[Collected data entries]
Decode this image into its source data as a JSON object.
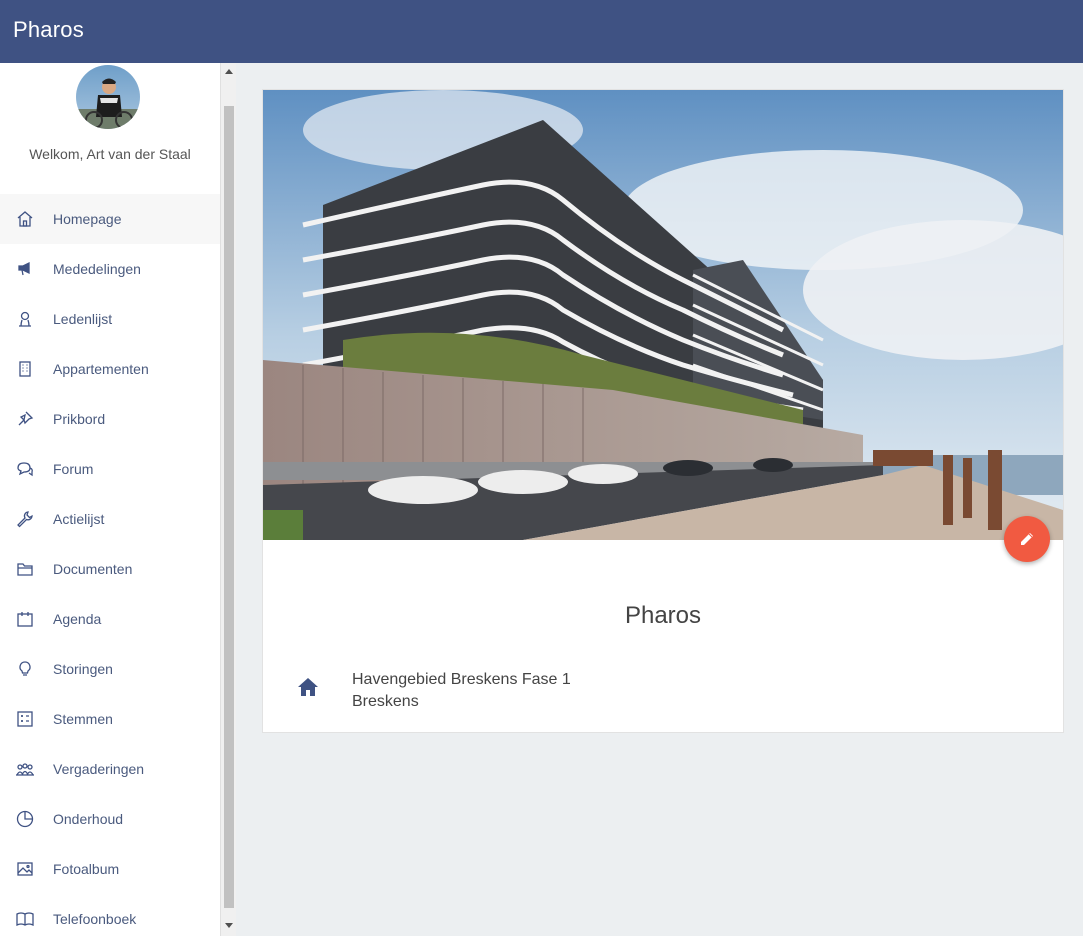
{
  "app": {
    "title": "Pharos"
  },
  "user": {
    "welcome": "Welkom, Art van der Staal"
  },
  "sidebar": {
    "items": [
      {
        "label": "Homepage",
        "icon": "home-icon",
        "active": true
      },
      {
        "label": "Mededelingen",
        "icon": "megaphone-icon"
      },
      {
        "label": "Ledenlijst",
        "icon": "person-icon"
      },
      {
        "label": "Appartementen",
        "icon": "building-icon"
      },
      {
        "label": "Prikbord",
        "icon": "pin-icon"
      },
      {
        "label": "Forum",
        "icon": "chat-icon"
      },
      {
        "label": "Actielijst",
        "icon": "wrench-icon"
      },
      {
        "label": "Documenten",
        "icon": "folder-icon"
      },
      {
        "label": "Agenda",
        "icon": "calendar-icon"
      },
      {
        "label": "Storingen",
        "icon": "lightbulb-icon"
      },
      {
        "label": "Stemmen",
        "icon": "ballot-icon"
      },
      {
        "label": "Vergaderingen",
        "icon": "meeting-icon"
      },
      {
        "label": "Onderhoud",
        "icon": "pie-icon"
      },
      {
        "label": "Fotoalbum",
        "icon": "image-icon"
      },
      {
        "label": "Telefoonboek",
        "icon": "book-icon"
      }
    ]
  },
  "card": {
    "title": "Pharos",
    "address_line1": "Havengebied Breskens Fase 1",
    "address_line2": "Breskens"
  },
  "colors": {
    "header": "#3f5283",
    "fab": "#f15a41",
    "accent": "#3f5283"
  }
}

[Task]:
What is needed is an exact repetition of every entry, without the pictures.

[Written reply]:
Decode this image into its source data as a JSON object.
{
  "app": {
    "title": "Pharos"
  },
  "user": {
    "welcome": "Welkom, Art van der Staal"
  },
  "sidebar": {
    "items": [
      {
        "label": "Homepage",
        "icon": "home-icon",
        "active": true
      },
      {
        "label": "Mededelingen",
        "icon": "megaphone-icon"
      },
      {
        "label": "Ledenlijst",
        "icon": "person-icon"
      },
      {
        "label": "Appartementen",
        "icon": "building-icon"
      },
      {
        "label": "Prikbord",
        "icon": "pin-icon"
      },
      {
        "label": "Forum",
        "icon": "chat-icon"
      },
      {
        "label": "Actielijst",
        "icon": "wrench-icon"
      },
      {
        "label": "Documenten",
        "icon": "folder-icon"
      },
      {
        "label": "Agenda",
        "icon": "calendar-icon"
      },
      {
        "label": "Storingen",
        "icon": "lightbulb-icon"
      },
      {
        "label": "Stemmen",
        "icon": "ballot-icon"
      },
      {
        "label": "Vergaderingen",
        "icon": "meeting-icon"
      },
      {
        "label": "Onderhoud",
        "icon": "pie-icon"
      },
      {
        "label": "Fotoalbum",
        "icon": "image-icon"
      },
      {
        "label": "Telefoonboek",
        "icon": "book-icon"
      }
    ]
  },
  "card": {
    "title": "Pharos",
    "address_line1": "Havengebied Breskens Fase 1",
    "address_line2": "Breskens"
  },
  "colors": {
    "header": "#3f5283",
    "fab": "#f15a41",
    "accent": "#3f5283"
  }
}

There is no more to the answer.